One more video about balls for you. Draculino expresses his opinion about groin attacks and positional strategy.
Apart from forgetting about position and the tendency of some to substitute more effective techniques for less effective ones, there is another problem. Even when you do apply an eye or groin attack successfully, your opponent may not be instantly finished.
In 1995, Yuki Nakai (pictured above) entered an MMA knockout tournament, and his first opponent was Gerard Gordeau. Gerard illegally eye gouged Yuki, which left him permanently blind in his right eye. Yuki continued to fight and won by heel hook in the fourth round.
His next opponent that night was Craig Pittman, an american wrestler with a 100 pound weight advantage. Yuki won via armbar.
In the third and final bout, Yuki fought BJJ legend Rickson Gracie and lost at 6:22 in the first round via rear naked choke.
The reason I've been using the word maim in the first place, is because by that I mean something which causes an injury which may or may not be serious, but doesn't necessarily incapacitate your opponent. There is no guarantee that maiming will end a fight.
But please make sure you read this part carefully - There's nothing wrong with maiming per se.
In fact, many techniques from styles such as Judo, Sambo, BJJ and catch wrestling are maiming techniques too: an armbar when executed to completion is no longer a submission (where one fighter gives up before serious injury and the fight stops). It actually results in a broken or dislocated arm - congrats, you've just maimed your opponent.

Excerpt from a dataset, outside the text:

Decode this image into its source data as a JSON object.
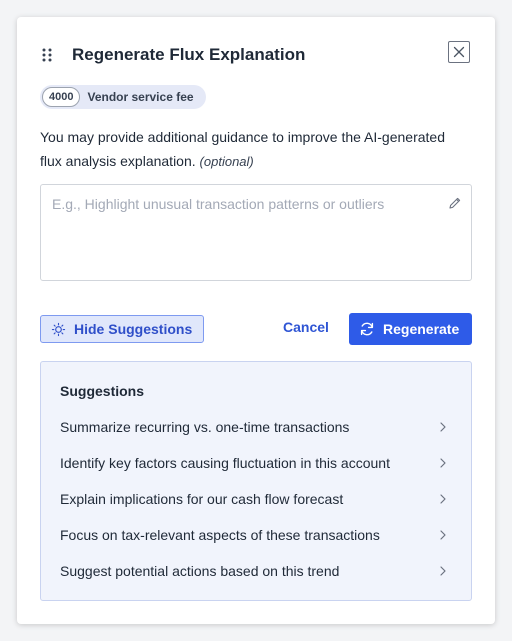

Also, in the same way Yuki fought on with a damaged eye, a fighter with a badly damaged limb can sometimes continue fighting. Forrest Griffin broke his arm in an MMA fight, only to come back and win by knockout. Randy couture did the same thing vs Gabriel Gonzaga. There is a long list of such instances.

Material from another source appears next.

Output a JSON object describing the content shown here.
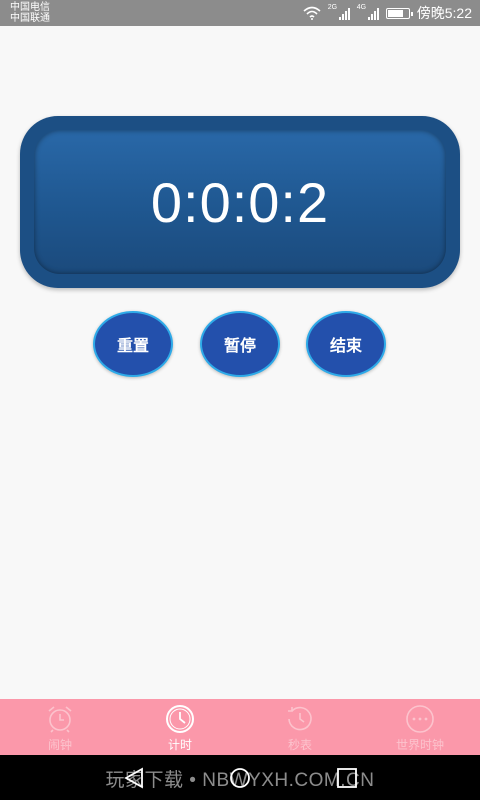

So why use maiming techniques at all if the enemy may happily fight on and defeat you? Well, now you're fighting someone with an injury. Obviously, this may help you gain the upper hand in a real fight. There's no reason a submission fighter has to stop after the first break - you may break their other arm, gouge their eyes and break their legs, too.
Maiming isn't the end goal (that is, in the typical street fight or self defense situation we usually imagine). It simply helps us towards incapacitating our opponent, or at least making them give up. If it is too difficult to finish them off immediately, the next best option may be to "soften them up" with injuries until it's possible to apply a finishing technique.

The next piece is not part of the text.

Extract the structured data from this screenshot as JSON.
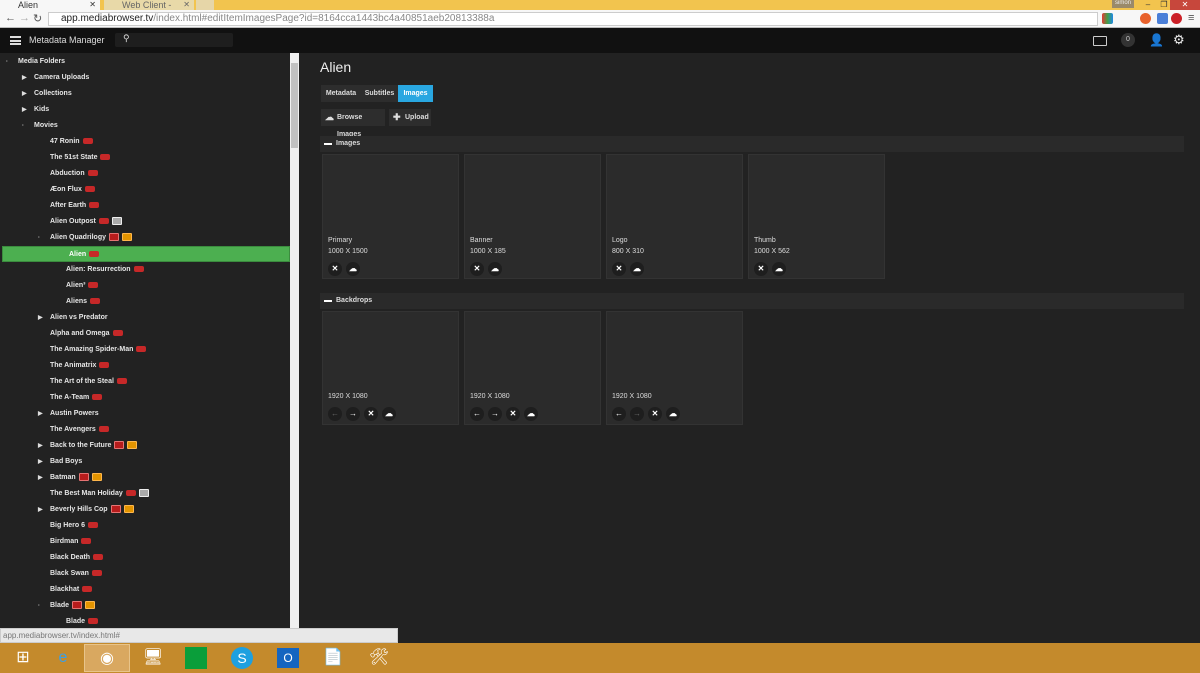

It's a common strategy in combat sports. One may have to break down the other fighter for a number of rounds before scoring a knockout or submission. Ideally, the fight would be over as fast as possible. But we don't always have that luxury against a similarly skilled opponent.
I've focused mostly on grappling. What about striking? Could you just kick a Muay Thai fighter in the nuts to nullify everything they have learned such as timing, judgment of distance, ability to read body movements to predict their opponent's next move, power, speed, mental and physical toughness, conditioning, feints, combinations? Or maybe they'll be better at kicking the groin than someone who has only kicked a stationary pad at groin height in their training?
OK, one more testicle video. This is yours truly copping a massive knee which lifted me off the ground and bent my groin guard inside out. I dropped to the ground partly because it hurt a lot, but more because I was scared that my testicles had been crushed. I wanted to make sure that everything was OK down there. I was a little slower after returning to the match, but what bothered me more at the time was the fact that I hurt my ankle when a kick landed with my toes. Skip to the 5 minute mark if you want to see the knee.
Remember, I'm not saying groin strikes or eye gouges are ineffective. I'm saying they need to be considered from a broader strategic perspective. Despite what some may have you believe, testicles are not the answer to every martial problem from every position in every situation.
Originally posted on Danno's blog:
Groin Strikes, eye gouges, and other maiming techniques in self defense